WHAT YOU NEED TO DO.
If a line in the data below contains the word "Control", copy it out.

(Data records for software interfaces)
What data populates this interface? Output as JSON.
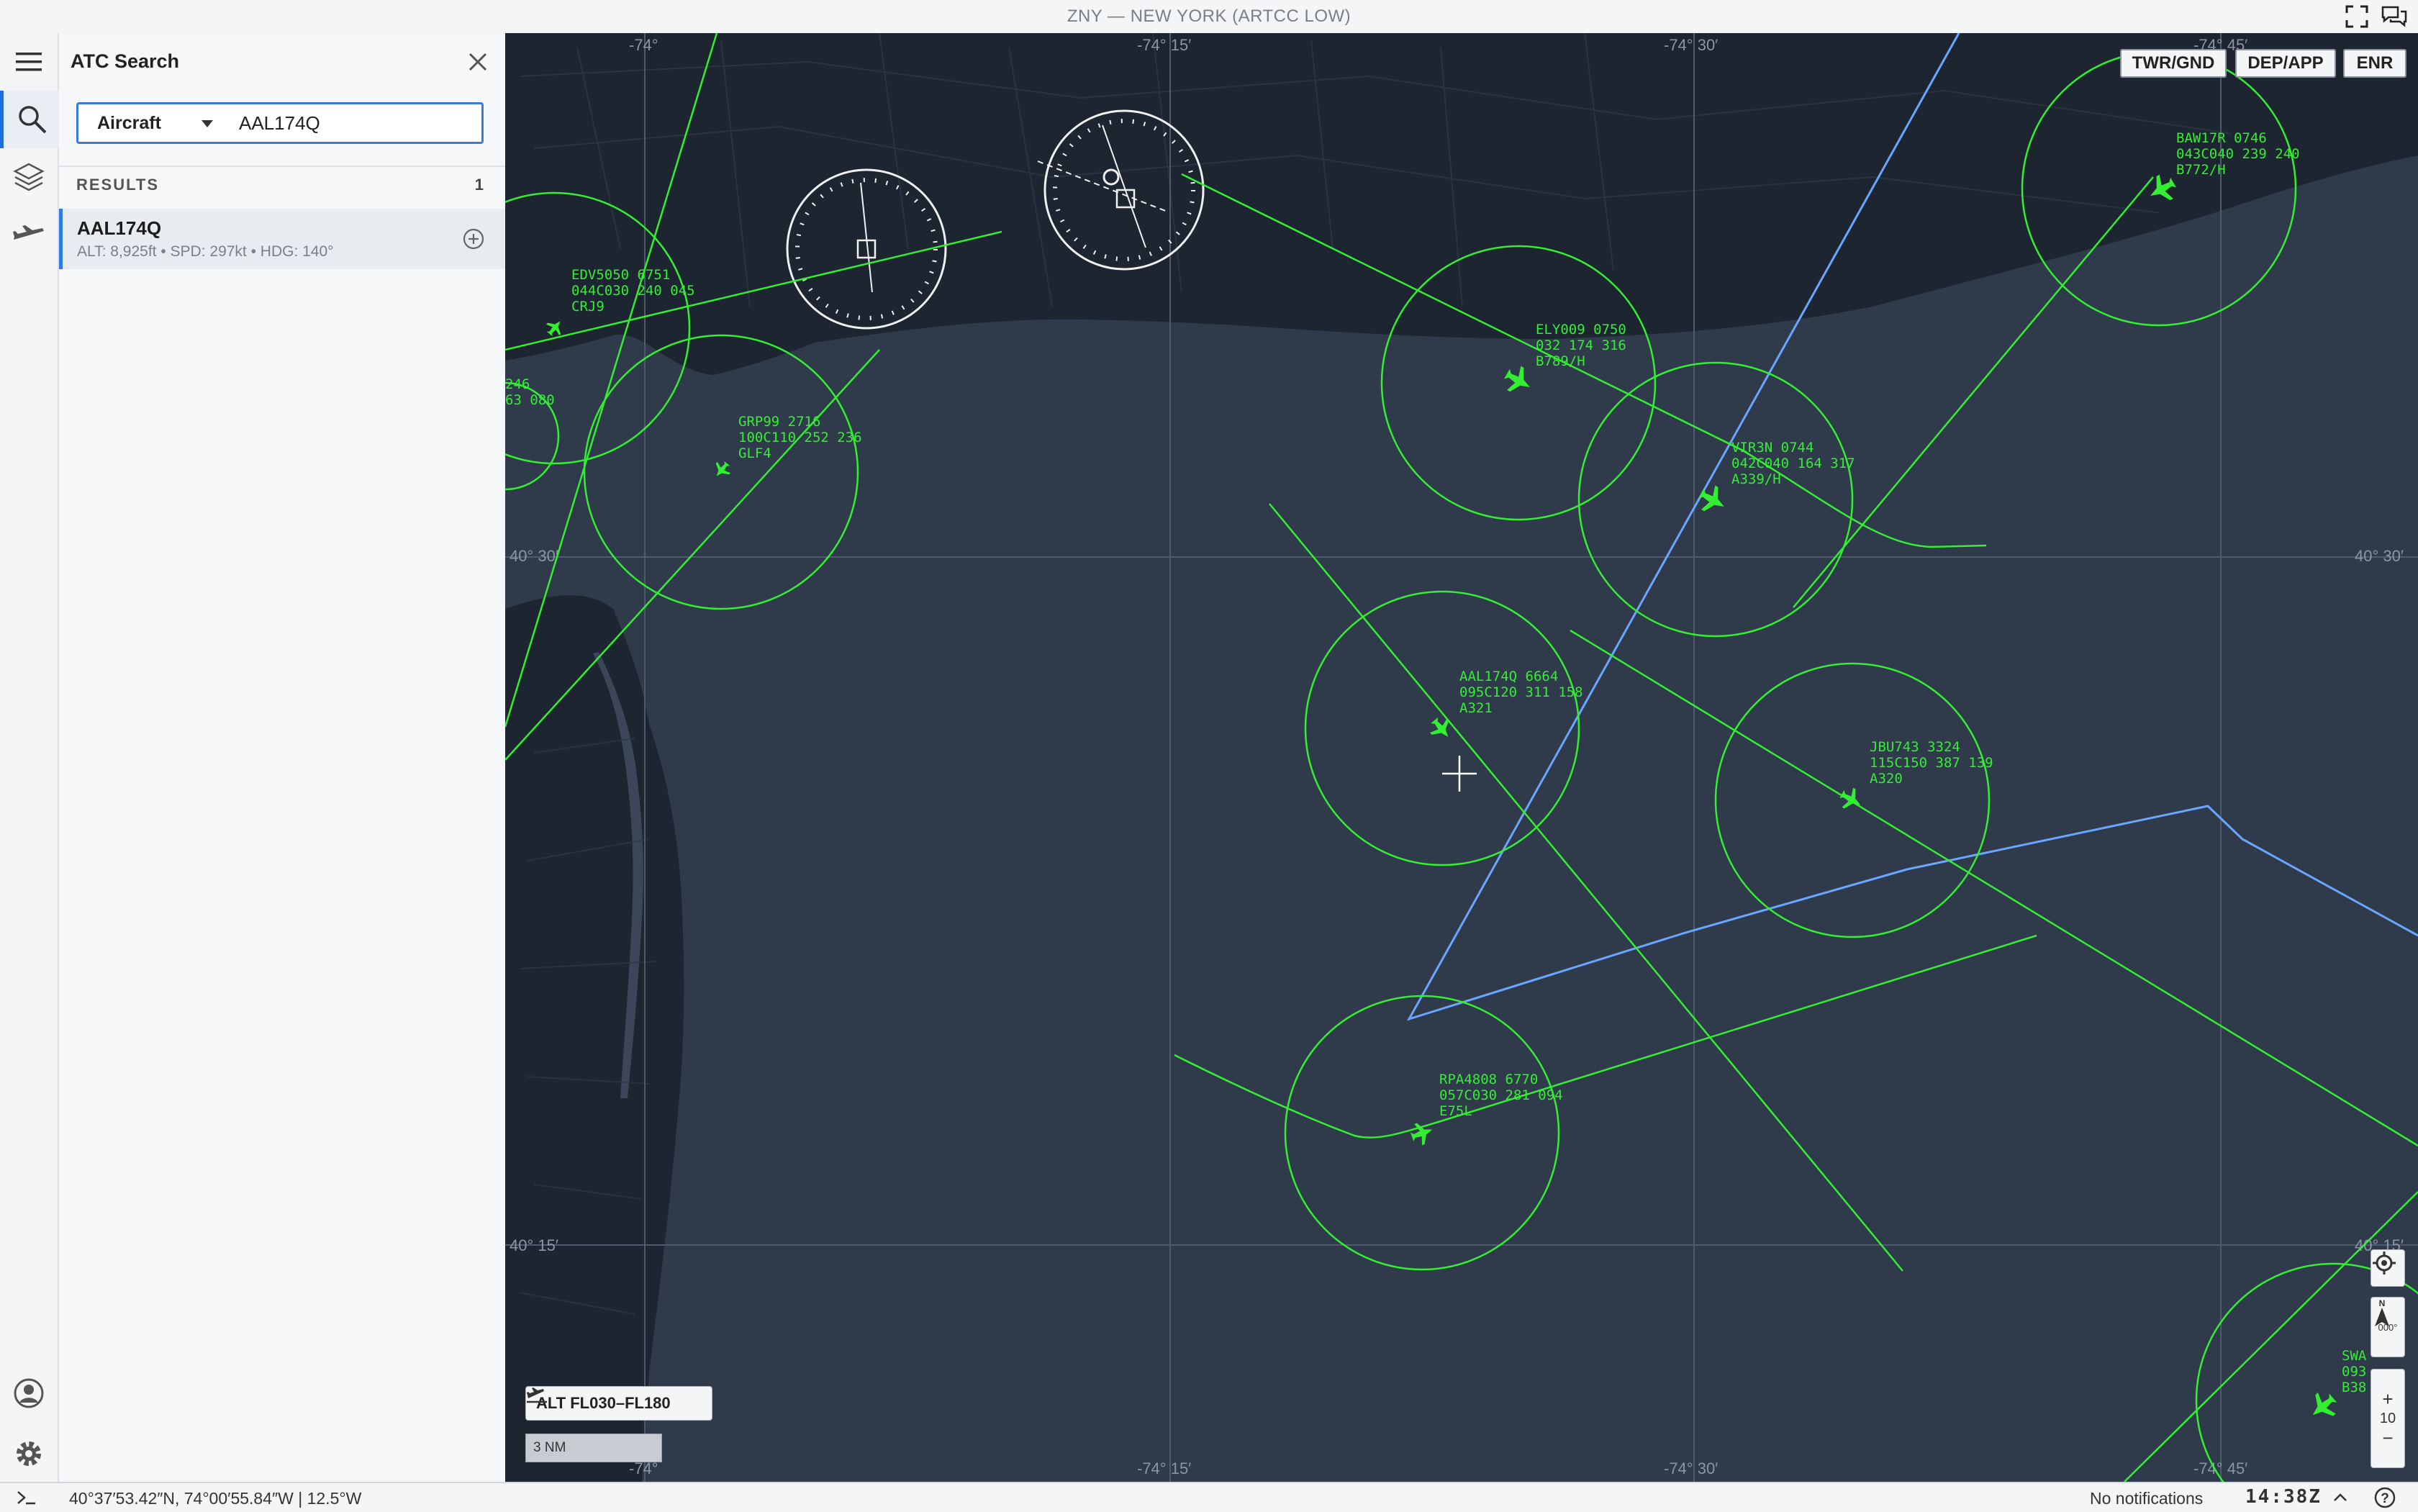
{
  "window": {
    "title": "ZNY — NEW YORK (ARTCC LOW)"
  },
  "panel": {
    "title": "ATC Search",
    "search": {
      "category": "Aircraft",
      "value": "AAL174Q",
      "placeholder": ""
    },
    "results_label": "RESULTS",
    "results_count": "1",
    "results": [
      {
        "callsign": "AAL174Q",
        "details": "ALT: 8,925ft • SPD: 297kt • HDG: 140°"
      }
    ]
  },
  "scope_buttons": {
    "twr_gnd": "TWR/GND",
    "dep_app": "DEP/APP",
    "enr": "ENR"
  },
  "map": {
    "grid_labels": {
      "top": [
        "-74°",
        "-74° 15′",
        "-74° 30′",
        "-74° 45′"
      ],
      "bottom": [
        "-74°",
        "-74° 15′",
        "-74° 30′",
        "-74° 45′"
      ],
      "left": [
        "40° 30′",
        "40° 15′"
      ],
      "right": [
        "40° 30′",
        "40° 15′"
      ]
    },
    "aircraft": [
      {
        "lines": [
          "EDV5050 6751",
          "044C030 240 045",
          "CRJ9"
        ]
      },
      {
        "lines": [
          "246",
          "63 080"
        ]
      },
      {
        "lines": [
          "GRP99 2716",
          "100C110 252 236",
          "GLF4"
        ]
      },
      {
        "lines": [
          "ELY009 0750",
          "032 174 316",
          "B789/H"
        ]
      },
      {
        "lines": [
          "VIR3N 0744",
          "042C040 164 317",
          "A339/H"
        ]
      },
      {
        "lines": [
          "BAW17R 0746",
          "043C040 239 240",
          "B772/H"
        ]
      },
      {
        "lines": [
          "AAL174Q 6664",
          "095C120 311 158",
          "A321"
        ]
      },
      {
        "lines": [
          "JBU743 3324",
          "115C150 387 139",
          "A320"
        ]
      },
      {
        "lines": [
          "RPA4808 6770",
          "057C030 281 094",
          "E75L"
        ]
      },
      {
        "lines": [
          "SWA",
          "093",
          "B38"
        ]
      }
    ],
    "alt_filter": "ALT FL030–FL180",
    "scale": "3 NM",
    "zoom_level": "10",
    "compass_heading": "000°"
  },
  "status": {
    "coords": "40°37′53.42″N, 74°00′55.84″W | 12.5°W",
    "notifications": "No notifications",
    "clock": "14:38Z"
  },
  "colors": {
    "accent": "#2d7be0",
    "target": "#33ee33",
    "route": "#6aa6ff",
    "land": "#1d2531",
    "water": "#2f3a4a"
  }
}
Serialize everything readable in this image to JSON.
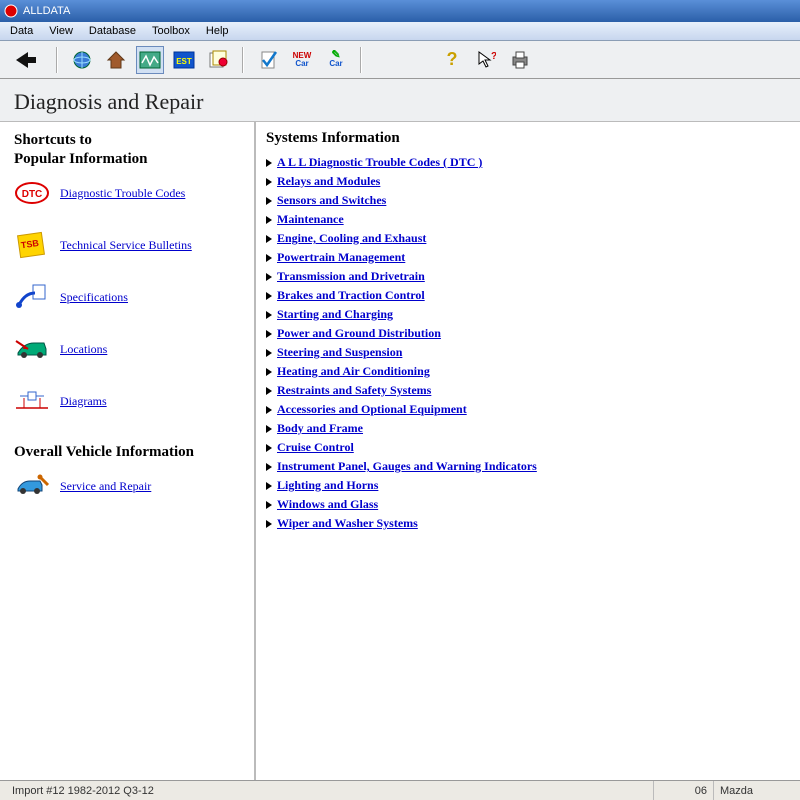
{
  "window": {
    "title": "ALLDATA"
  },
  "menubar": [
    "Data",
    "View",
    "Database",
    "Toolbox",
    "Help"
  ],
  "page": {
    "title": "Diagnosis and Repair"
  },
  "sidebar": {
    "heading1": "Shortcuts to",
    "heading2": "Popular Information",
    "shortcuts": [
      {
        "label": "Diagnostic Trouble Codes",
        "icon": "dtc"
      },
      {
        "label": "Technical Service Bulletins",
        "icon": "tsb"
      },
      {
        "label": "Specifications",
        "icon": "spec"
      },
      {
        "label": "Locations",
        "icon": "loc"
      },
      {
        "label": "Diagrams",
        "icon": "diag"
      }
    ],
    "overall_heading": "Overall Vehicle Information",
    "overall": [
      {
        "label": "Service and Repair",
        "icon": "svcrepair"
      }
    ]
  },
  "systems": {
    "heading": "Systems Information",
    "items": [
      "A L L  Diagnostic Trouble Codes ( DTC )",
      "Relays and Modules",
      "Sensors and Switches",
      "Maintenance",
      "Engine, Cooling and Exhaust",
      "Powertrain Management",
      "Transmission and Drivetrain",
      "Brakes and Traction Control",
      "Starting and Charging",
      "Power and Ground Distribution",
      "Steering and Suspension",
      "Heating and Air Conditioning",
      "Restraints and Safety Systems",
      "Accessories and Optional Equipment",
      "Body and Frame",
      "Cruise Control",
      "Instrument Panel, Gauges and Warning Indicators",
      "Lighting and Horns",
      "Windows and Glass",
      "Wiper and Washer Systems"
    ]
  },
  "statusbar": {
    "left": "Import #12 1982-2012 Q3-12",
    "mid": "06",
    "right": "Mazda"
  }
}
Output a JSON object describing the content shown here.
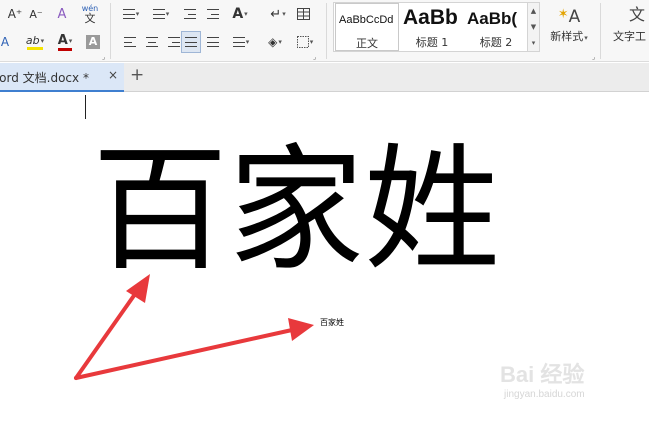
{
  "ribbon": {
    "font_grow_icon": "A⁺",
    "font_shrink_icon": "A⁻",
    "clear_format_icon": "A",
    "pinyin_top": "wén",
    "pinyin_bottom": "文",
    "bullets_icon": "bulleted-list-icon",
    "numbering_icon": "numbered-list-icon",
    "outdent_icon": "decrease-indent-icon",
    "indent_icon": "increase-indent-icon",
    "text_effect_label": "A",
    "table_icon": "table-icon",
    "highlight_label": "ab",
    "font_color_label": "A",
    "char_shade_label": "A",
    "styles": [
      {
        "sample": "AaBbCcDd",
        "name": "正文"
      },
      {
        "sample": "AaBb",
        "name": "标题 1"
      },
      {
        "sample": "AaBb(",
        "name": "标题 2"
      }
    ],
    "new_style_label": "新样式",
    "text_tools_label": "文字工",
    "text_tools_icon": "文"
  },
  "tabs": {
    "active_title": "Word 文档.docx *",
    "close_glyph": "×",
    "new_tab_glyph": "+"
  },
  "document": {
    "big_text": "百家姓",
    "small_text": "百家姓"
  },
  "watermark": {
    "main": "Bai 经验",
    "sub": "jingyan.baidu.com"
  },
  "colors": {
    "highlight": "#f5e400",
    "font_color": "#c00000",
    "arrow": "#e8393c",
    "tab_accent": "#3f7fd0"
  }
}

ANSWER BELOW.
      "Brakes and Traction Control",
      "Cruise Control",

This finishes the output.